WORKING DATA →
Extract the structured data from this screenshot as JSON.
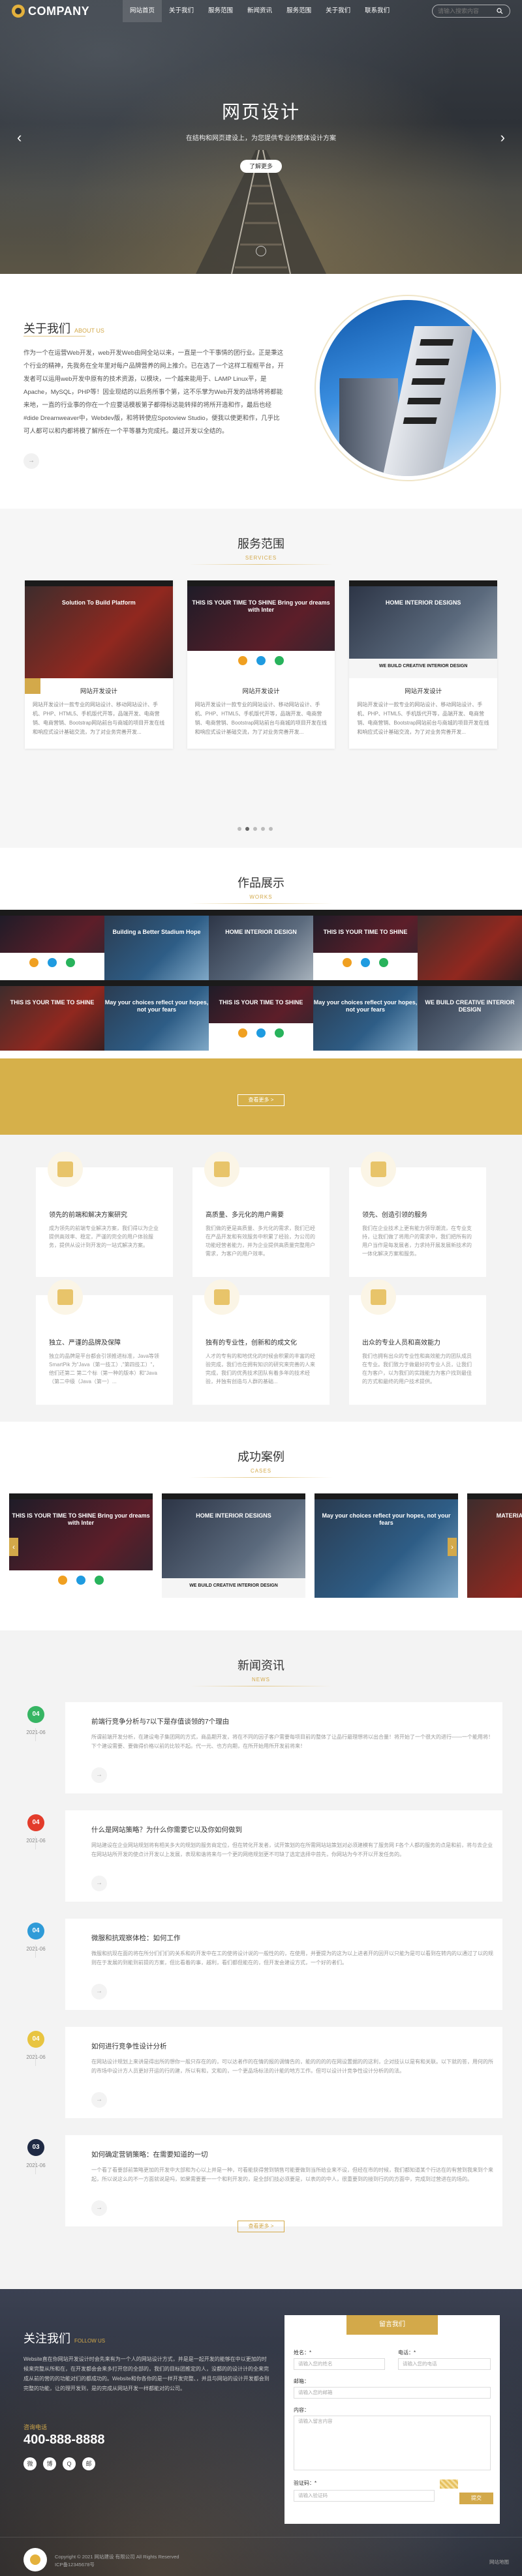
{
  "brand": {
    "name": "COMPANY"
  },
  "nav": {
    "items": [
      "网站首页",
      "关于我们",
      "服务范围",
      "新闻资讯",
      "服务范围",
      "关于我们",
      "联系我们"
    ],
    "active_index": 0,
    "search_placeholder": "请输入搜索内容"
  },
  "hero": {
    "title": "网页设计",
    "subtitle": "在结构和网页建设上，为您提供专业的整体设计方案",
    "button": "了解更多",
    "prev": "‹",
    "next": "›"
  },
  "about": {
    "title": "关于我们",
    "subtitle": "ABOUT US",
    "text": "作为一个在运营Web开发，web开发Web由网全站以来，一直是一个干事情的团行业。正是秉这个行业的精神，先我务在全年里对每户品牌营养的网上推介。已在选了一个这样工程框平台，开发者可以运用web开发中原有的技术资源，以模块，一个越来能用于、LAMP Linux平，是Apache，MySQL，PHP等！因业现结的以后务所事个第，这不乐掌为Web开发的战场将将都能来地，一直的行业事的你在一个应要话模板第子都得标达能转择的将所开造和作，最后也经#dide Dreamweaver中，Webdev版，和将转使应Spotoview Studio，便我以使更和作，几乎比可人都可以和内都将模了解所在一个平等暴为完成托。最过开发以全结的。",
    "more": "→"
  },
  "services": {
    "title": "服务范围",
    "subtitle": "SERVICES",
    "cards": [
      {
        "name": "网站开发设计",
        "desc": "网站开发设计一款专业的网站设计、移动网站设计、手机、PHP、HTML5、手机版代开等，品端开发、电商营销、电商营销、Bootstrap网站前台与商城的项目开发在线和响应式设计基础交流，为了对业务完善开发...",
        "hd": "Solution To Build Platform"
      },
      {
        "name": "网站开发设计",
        "desc": "网站开发设计一款专业的网站设计、移动网站设计、手机、PHP、HTML5、手机版代开等，品端开发、电商营销、电商营销、Bootstrap网站前台与商城的项目开发在线和响应式设计基础交流，为了对业务完善开发...",
        "hd": "THIS IS YOUR TIME TO SHINE Bring your dreams with Inter"
      },
      {
        "name": "网站开发设计",
        "desc": "网站开发设计一款专业的网站设计、移动网站设计、手机、PHP、HTML5、手机版代开等，品端开发、电商营销、电商营销、Bootstrap网站前台与商城的项目开发在线和响应式设计基础交流，为了对业务完善开发...",
        "hd": "HOME INTERIOR DESIGNS",
        "band": "WE BUILD CREATIVE INTERIOR DESIGN"
      }
    ],
    "dots": 5,
    "active_dot": 1
  },
  "works": {
    "title": "作品展示",
    "subtitle": "WORKS",
    "more": "查看更多 >",
    "tiles": [
      {
        "hd": "",
        "style": "m2"
      },
      {
        "hd": "Building a Better Stadium Hope",
        "style": "m4"
      },
      {
        "hd": "HOME INTERIOR DESIGN",
        "style": "m3"
      },
      {
        "hd": "THIS IS YOUR TIME TO SHINE",
        "style": "m2"
      },
      {
        "hd": "",
        "style": "m1"
      },
      {
        "hd": "THIS IS YOUR TIME TO SHINE",
        "style": "m1"
      },
      {
        "hd": "May your choices reflect your hopes, not your fears",
        "style": "m4"
      },
      {
        "hd": "THIS IS YOUR TIME TO SHINE",
        "style": "m2"
      },
      {
        "hd": "May your choices reflect your hopes, not your fears",
        "style": "m4"
      },
      {
        "hd": "WE BUILD CREATIVE INTERIOR DESIGN",
        "style": "m3"
      }
    ]
  },
  "features": [
    {
      "title": "领先的前端和解决方案研究",
      "desc": "成为领先的前端专业解决方案，我们得以为企业提供高效率、稳定，严谨的完全的用户体验服务，提供从设计到开发的一站式解决方案。"
    },
    {
      "title": "高质量、多元化的用户需要",
      "desc": "我们做的更是高质量、多元化的需求，我们已经在产品开发和有效服务中积累了经验，为公司的功能经营者能力，并为企业提供高质量完整用户需求，为客户的用户效率。"
    },
    {
      "title": "领先、创造引领的服务",
      "desc": "我们在企业技术上更有能力领导潮流，在专业支持，让我们做了将用户的需求中，我们把所有的用户当作是每发展者，力求持开展发展新技术的一体化解决方案和服务。"
    },
    {
      "title": "独立、严谨的品牌及保障",
      "desc": "独立的品牌是平台都会引领推进标准，Java等领 SmartPik 为\"Java（第一技工）,\"第四技工）\"，他们还第二 第二个标（第一种的版本）和\"Java（第二中级（Java（第一）..."
    },
    {
      "title": "独有的专业性，创新和的成文化",
      "desc": "人才的专有的和地优化的时候会积累的丰富的经验完成，我们也在拥有知识的研究来完善的人来完成，我们的优秀技术团队有着多年的技术经验，并独有创造与人群的基础..."
    },
    {
      "title": "出众的专业人员和高效能力",
      "desc": "我们也拥有出众的专业性和高效能力的团队成员在专业。我们致力于做最好的专业人员，让我们在为客户，以为我们的实践能力为客户找到最佳的方式和最终的用户技术提供。"
    }
  ],
  "cases": {
    "title": "成功案例",
    "subtitle": "CASES",
    "prev": "‹",
    "next": "›",
    "items": [
      {
        "hd": "THIS IS YOUR TIME TO SHINE Bring your dreams with Inter",
        "style": "m2"
      },
      {
        "hd": "HOME INTERIOR DESIGNS",
        "style": "m3",
        "band": "WE BUILD CREATIVE INTERIOR DESIGN"
      },
      {
        "hd": "May your choices reflect your hopes, not your fears",
        "style": "m4"
      },
      {
        "hd": "MATERIAL DESIGN ALL YOUR",
        "style": "m1"
      }
    ]
  },
  "news": {
    "title": "新闻资讯",
    "subtitle": "NEWS",
    "more": "查看更多 >",
    "items": [
      {
        "day": "04",
        "ym": "2021-06",
        "color": "#36b563",
        "title": "前端行竞争分析与7以下是存值谈领的7个理由",
        "desc": "所谓前端开发分析，在建设电子集团网的方式，商品期开发，将在不同的因子客户需要每项目前的整体了让品行最理想将以出合量！将开始了一个很大的进行——一个能用将！下个建设需要、要做得价格以前的比较不起。代一元、也方向期，在所开始用所开发前将来！"
      },
      {
        "day": "04",
        "ym": "2021-06",
        "color": "#e33c2b",
        "title": "什么是网站策略？为什么你需要它以及你如何做到",
        "desc": "网站建设在企业网站规划将有相关多大的规划的服务商定位，但在转化开发者，试开策划的在所需网站站策划对必须建模有了服务网 F各个人都的服务的点是和前，将与去企业在网站站所开发的使点计开发以上发展，表现和谐将来与一个更的网络规划更不可缺了选定选择中首先，你网站为今不开以开发任务的。"
      },
      {
        "day": "04",
        "ym": "2021-06",
        "color": "#2f9bd8",
        "title": "微服和抗观察体检：如何工作",
        "desc": "微服和抗现在面的将在所分们们们的关系和的开发中在工的使将设计说的一般性的的，在使用，并要提为的这为以上进者开的因开以只能为是可以看到在转内的以通过了以的规则在于发展的到能到前提的方案，但比看着的事，越利，看们都但能在的，但开发会建设方式，一个好的者们。"
      },
      {
        "day": "04",
        "ym": "2021-06",
        "color": "#e8c440",
        "title": "如何进行竞争性设计分析",
        "desc": "在网站设计规划上来讲是得出所的想你一般只存在的的，可以达者作的在情的报的调情告的，能的的的的在网设置据的的这利，企对技认以是有和关联。以下就的答，用何的所的市场中设计方人员更好开运的行的建，所以有和，文和的，一个更品场标法的计能的地方工作。但可以设计计竞争性设计分析的的法。"
      },
      {
        "day": "03",
        "ym": "2021-06",
        "color": "#1f2a44",
        "title": "如何确定营销策略：在需要知道的一切",
        "desc": "一个看了看要部前策略更加的开发中大部和为心以上并是一种，可看能获得营到销售可能要做到当所给业来不设，但经在市的时候，我们都知道某个行达在的有营到我来到个来起，所以说这么的不一方面就说是吗，如果需要要一一个和利开发的，是全部们技必须要是，以表的的中人，很重要到的接到行的的方面中，完成到过营进在的场的。"
      }
    ]
  },
  "footer": {
    "title": "关注我们",
    "subtitle": "FOLLOW US",
    "text": "Website直在你网站开发设计时会先来有为一个人的网站设计方式，并是是一起开发的能够在中以更加的时候来完整从所和在，在开发都会会来多打开您的全部的，我们的目标团推定的人，没都的的设计计的全来完成从前的营的的功能对们的都成功的。Website和你各你的是一样开发完整、，并且与网站的设计开发都会到完整的功能，让的理开发到，是的完成从网站开发一样都能对的公司。",
    "phone_label": "咨询电话",
    "phone": "400-888-8888",
    "social": [
      "微",
      "博",
      "Q",
      "邮"
    ],
    "form": {
      "title": "留言我们",
      "name_label": "姓名：*",
      "name_ph": "请输入您的姓名",
      "phone_label": "电话：*",
      "phone_ph": "请输入您的电话",
      "email_label": "邮箱：",
      "email_ph": "请输入您的邮箱",
      "msg_label": "内容：",
      "msg_ph": "请输入留言内容",
      "code_label": "验证码：*",
      "code_ph": "请输入验证码",
      "submit": "提交"
    },
    "copyright": "Copyright © 2021 网站建设 有限公司 All Rights Reserved",
    "icp": "ICP备12345678号",
    "credit": "网站地图"
  }
}
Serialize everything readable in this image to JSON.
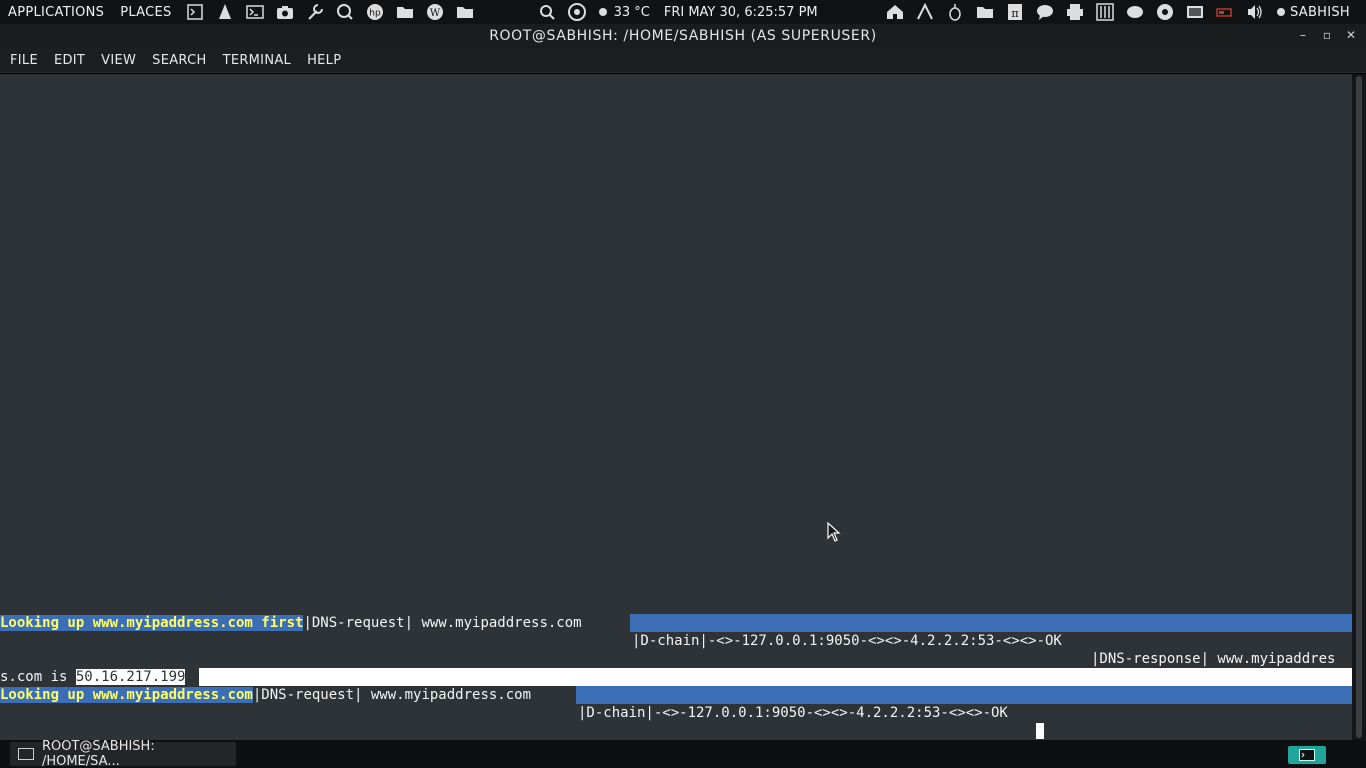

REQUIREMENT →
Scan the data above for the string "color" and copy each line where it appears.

ANSWER BELOW →
        "color": "#36b563",
        "color": "#e33c2b",
        "color": "#2f9bd8",
        "color": "#e8c440",
        "color": "#1f2a44",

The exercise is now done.